In terms of refugees access to justice – and women refugees, in particular, this paper highlights that refugees currently residing in Jordan face many of the same issues faced by the local community in terms of access to justice, these are often exacerbated by other issues such as a lack of awareness, being unable to afford legal services, and the prioritization of things regarded as necessities over legal issues. This reaffirms the importance of working towards access to justice for refugees through both the facilitation of prompt and adequate access to legal information, and through directly increasing their access to justice through legal aid services. In terms of Syrian refugee women, in particular, key findings include the reality that Syrian refugee women are less likely than their male counterparts to pursue legal action, or even alternative dispute resolution methods, among others, due to reported sociocultural pressures, such as the culture of ‘aib’ (culture of shame).

Furthermore, challenges relating to women’s access to justice at the individual, community and institutional/structural level are identified. These levels of challenges can be understood by analyzing the various aspects of the functionality of government, civil society, and policy frameworks. In this respect, when personal status laws are analyzed in parallel to penal codes, the unequal treatment of women becomes increasingly evident, especially in terms of provisions related to honor crimes, rape, and adultery.

ARDD argues for the establishment of an enabling environment as essential to women’s access to justice. For ARDD, an enabling environment refers to full range of socio-cultural, political, or economic conditions in a society that enable or hinder access to justice.

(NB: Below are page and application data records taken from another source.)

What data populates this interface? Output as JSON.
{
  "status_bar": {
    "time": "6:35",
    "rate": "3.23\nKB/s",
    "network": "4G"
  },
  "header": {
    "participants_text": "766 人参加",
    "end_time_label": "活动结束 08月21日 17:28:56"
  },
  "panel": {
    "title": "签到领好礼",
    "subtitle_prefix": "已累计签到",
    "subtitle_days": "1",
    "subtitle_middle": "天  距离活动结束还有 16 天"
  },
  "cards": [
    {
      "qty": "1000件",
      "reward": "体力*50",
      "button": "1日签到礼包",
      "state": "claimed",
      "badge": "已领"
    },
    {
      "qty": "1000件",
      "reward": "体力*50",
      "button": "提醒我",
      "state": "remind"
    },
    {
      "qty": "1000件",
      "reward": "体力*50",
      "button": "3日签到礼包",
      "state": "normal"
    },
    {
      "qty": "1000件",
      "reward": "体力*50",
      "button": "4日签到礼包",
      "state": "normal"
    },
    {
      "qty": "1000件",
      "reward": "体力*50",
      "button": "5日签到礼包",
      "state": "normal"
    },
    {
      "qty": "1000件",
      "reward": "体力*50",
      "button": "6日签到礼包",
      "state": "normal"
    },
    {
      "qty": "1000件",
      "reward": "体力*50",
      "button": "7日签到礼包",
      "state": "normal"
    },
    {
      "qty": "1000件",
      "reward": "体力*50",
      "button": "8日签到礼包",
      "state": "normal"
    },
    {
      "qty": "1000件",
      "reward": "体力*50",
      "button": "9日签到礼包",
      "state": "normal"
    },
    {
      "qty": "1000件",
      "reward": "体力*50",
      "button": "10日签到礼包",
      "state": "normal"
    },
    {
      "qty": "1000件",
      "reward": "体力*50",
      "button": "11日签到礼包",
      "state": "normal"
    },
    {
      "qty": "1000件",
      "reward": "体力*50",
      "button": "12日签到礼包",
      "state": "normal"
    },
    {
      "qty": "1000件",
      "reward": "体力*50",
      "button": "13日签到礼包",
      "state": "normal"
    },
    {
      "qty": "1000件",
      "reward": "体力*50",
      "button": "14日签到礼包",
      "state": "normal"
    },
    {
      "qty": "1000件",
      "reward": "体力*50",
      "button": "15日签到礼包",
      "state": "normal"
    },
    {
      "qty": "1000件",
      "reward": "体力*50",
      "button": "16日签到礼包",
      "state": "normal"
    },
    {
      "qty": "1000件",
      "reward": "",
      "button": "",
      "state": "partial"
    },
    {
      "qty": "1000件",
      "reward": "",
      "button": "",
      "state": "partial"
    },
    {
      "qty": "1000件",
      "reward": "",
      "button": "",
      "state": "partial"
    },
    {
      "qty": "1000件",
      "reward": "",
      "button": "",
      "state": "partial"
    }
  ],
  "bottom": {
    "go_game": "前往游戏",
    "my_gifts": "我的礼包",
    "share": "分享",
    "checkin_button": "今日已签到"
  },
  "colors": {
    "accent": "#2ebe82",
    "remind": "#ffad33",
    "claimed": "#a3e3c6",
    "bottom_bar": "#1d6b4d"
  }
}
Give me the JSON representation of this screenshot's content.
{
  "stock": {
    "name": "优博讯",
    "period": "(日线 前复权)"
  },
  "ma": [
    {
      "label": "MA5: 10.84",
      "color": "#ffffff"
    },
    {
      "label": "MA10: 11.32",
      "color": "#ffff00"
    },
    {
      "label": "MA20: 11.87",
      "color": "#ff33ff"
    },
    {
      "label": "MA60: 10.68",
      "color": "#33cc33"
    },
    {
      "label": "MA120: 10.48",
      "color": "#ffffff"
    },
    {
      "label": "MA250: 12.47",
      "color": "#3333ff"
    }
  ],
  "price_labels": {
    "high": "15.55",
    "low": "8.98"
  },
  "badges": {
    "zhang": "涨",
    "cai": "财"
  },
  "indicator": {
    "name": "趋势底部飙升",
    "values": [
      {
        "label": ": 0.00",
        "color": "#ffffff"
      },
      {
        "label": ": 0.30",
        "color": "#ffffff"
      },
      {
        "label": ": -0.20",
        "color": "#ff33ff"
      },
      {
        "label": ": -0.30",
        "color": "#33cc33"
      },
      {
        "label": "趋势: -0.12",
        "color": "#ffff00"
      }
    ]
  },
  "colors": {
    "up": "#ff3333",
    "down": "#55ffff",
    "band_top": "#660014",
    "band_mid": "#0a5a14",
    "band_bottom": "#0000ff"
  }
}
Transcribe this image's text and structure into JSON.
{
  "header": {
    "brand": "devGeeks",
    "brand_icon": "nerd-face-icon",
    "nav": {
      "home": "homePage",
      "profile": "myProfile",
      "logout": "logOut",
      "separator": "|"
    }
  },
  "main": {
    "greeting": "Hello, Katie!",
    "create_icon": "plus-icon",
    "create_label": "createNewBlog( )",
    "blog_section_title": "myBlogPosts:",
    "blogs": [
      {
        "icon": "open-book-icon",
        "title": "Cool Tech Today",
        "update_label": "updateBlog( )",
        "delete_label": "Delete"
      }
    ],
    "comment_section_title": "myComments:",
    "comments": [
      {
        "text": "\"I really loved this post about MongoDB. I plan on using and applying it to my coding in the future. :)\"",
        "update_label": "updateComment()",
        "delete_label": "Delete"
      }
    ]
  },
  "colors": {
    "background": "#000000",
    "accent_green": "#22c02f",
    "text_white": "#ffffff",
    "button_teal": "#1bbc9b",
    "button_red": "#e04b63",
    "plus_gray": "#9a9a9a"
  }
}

One of these approaches is the pursuit of effective adoption and revision of national legal instruments in line with international human rights standards, bearing in mind the economic implications related to the status of women. 

Another key component is the strengthening of trust between justice institutions and persons of concern. In addition, while equally important and relevant, sensitization to remove restrictive social norms is perhaps the most complex component of establishing an enabling environment for women’s access to justice.

ARDD reaffirms that it is important to empower instruments of the justice system in terms of communication and outreach in order to effectively engage women.

 Ultimately, through effective solidarity and partnerships and effective engagement on the political, legal, and economic levels, the feasibility of achieving an enabling environment by expanding and enhancing women’s access to justice can be increased. Additionally, both the limited availability and low accessibility of legal aid indicates that the institutional legal aid system in Jordan needs further support and expansion to be able to meet the needs of women and people in Jordan.

Throughout ARDD’s experience in the Regional Women’s Access to Justice, there were clear findings on the core relationship between the political identity of women and their ability to access to Justice. Further, and in line with the UN’s Women, Peace, and Security agenda, ARDD stresses that women’s full participation is critical to achieving and sustaining peace and stability within a community – and that this participation is also an undeniable component of women’s access to justice.

More research is needed to build analysis on this, and on how religion, economy, and politics are central components of the reality of access to justice for women.